Though she was itching for a fight, now that she was much less likely to be swarmed by an unreasonably large mob of cyborgs, she found herself unable to engage them. There was no real way for her to attach herself to the forest floor. At first, she had been frustrated by the development, but it wasn’t a big enough deal to drive her to loiter around and think of a solution. Because she had a destination in sight, a large wall off in the distance. She had thought that it was the exit at first, but getting closer revealed that she was just as wrong as usual.
It was indeed a large wall, tall enough to span the gap between the two inverted realms, but it wasn’t anything like the one that she had emerged from. The only similarity the two shared was their height. While the exit was made of stone and seemed like a part of the dungeon, the landmark was artificial and constructed from wood. Unlike its rocky counterpart, the wooden wall also didn’t exactly go on for what seemed like forever. It was certainly large; there was no mistaking that, but it was also clearly finite.
Getting even closer provided the observation that it was crude at best. Many of the materials used in the crooked border were barely processed. The excess branches had been haphazardly torn off, but that was it. The trunks were left completely uncut, and in some cases, even the bark was untouched.
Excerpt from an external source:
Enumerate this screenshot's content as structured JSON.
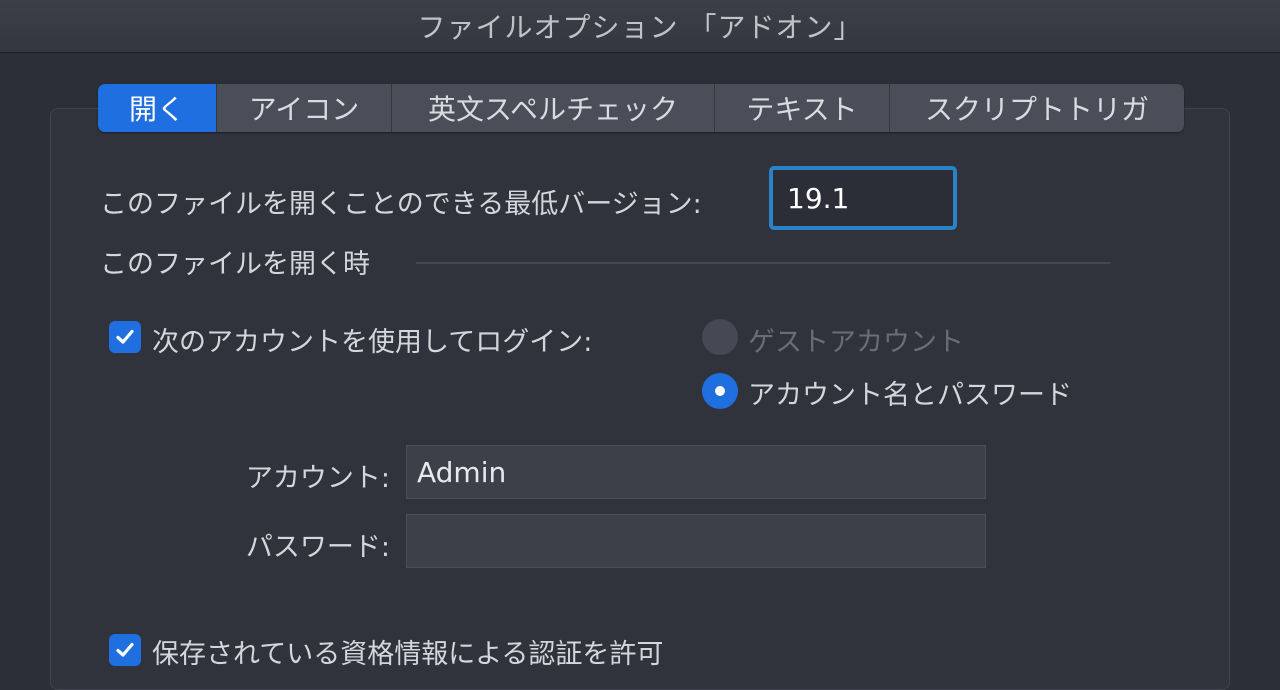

There were even gaps present all along its length. Most of the larger ones were patched, filled with branches and sticks. But the smaller holes, the ones that came about naturally as a result of the boundary’s poor construction, were left as is. She was able to catch a few glimpses of what lay beyond, but she wasn’t close enough to make out the details, nor was she able to get any closer without running the risk of being spotted.
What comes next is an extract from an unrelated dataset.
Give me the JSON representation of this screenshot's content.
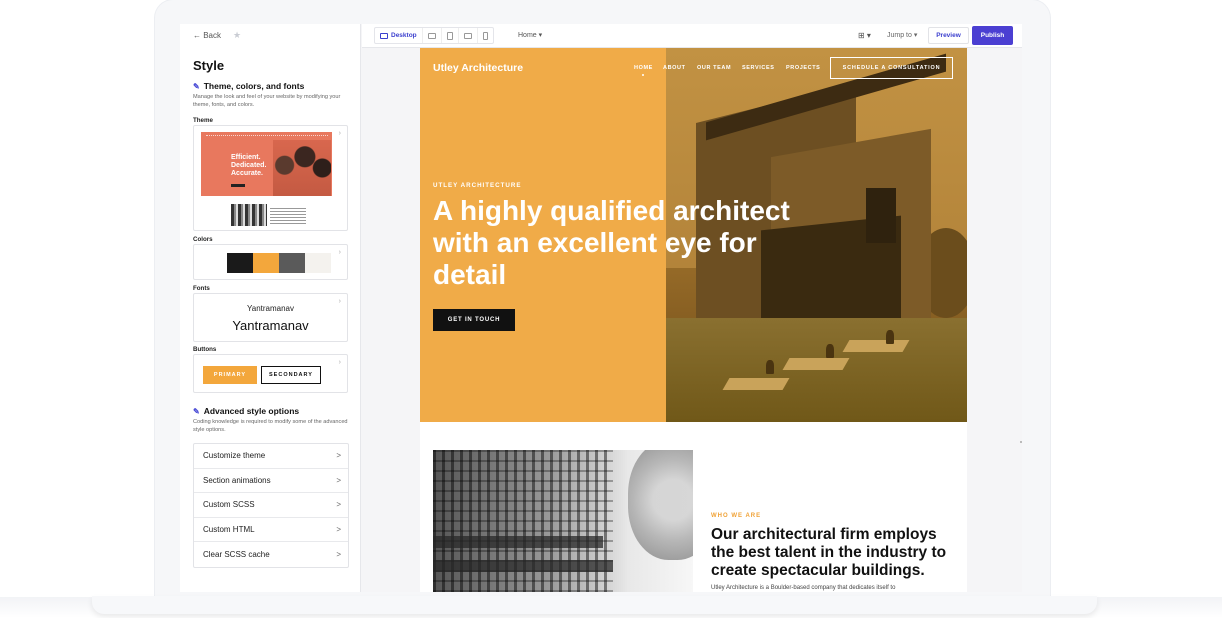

The site, which she assumed to be some sort of settlement, was well guarded. Groups of small bipedal creatures patrolled its perimeter. Labeling their dark red bodies as ugly and unpleasant would make for a series of understatements at best. Fuzzy red squirrel-like tails aside, they were hairless and scaleless; their wart-covered skin was laid bare for all to see. Some were so marred by growths that she couldn’t tell if they had one nose or four. She was almost tempted to conclude that they were goblins, based on their crooked malformed ears, but their body-length tails spoke to the contrary. Goblin tails were only supposed to be stubs.
As they were moving in groups and coordinating with one another, she was under the impression that they were at least somewhat intelligent. But that was not by any means a signal for her to attempt communication. She knew better than to try something so futile. The only sounds they were capable of making, from her observations, were high pitched squeaks. She was never going to be able to understand them.
In other words, they were fair game, lambs to the slaughter, just like the barbarians to the north.
Brandishing her knives, Claire did as any sensible person in her situation would. She sought a straggler.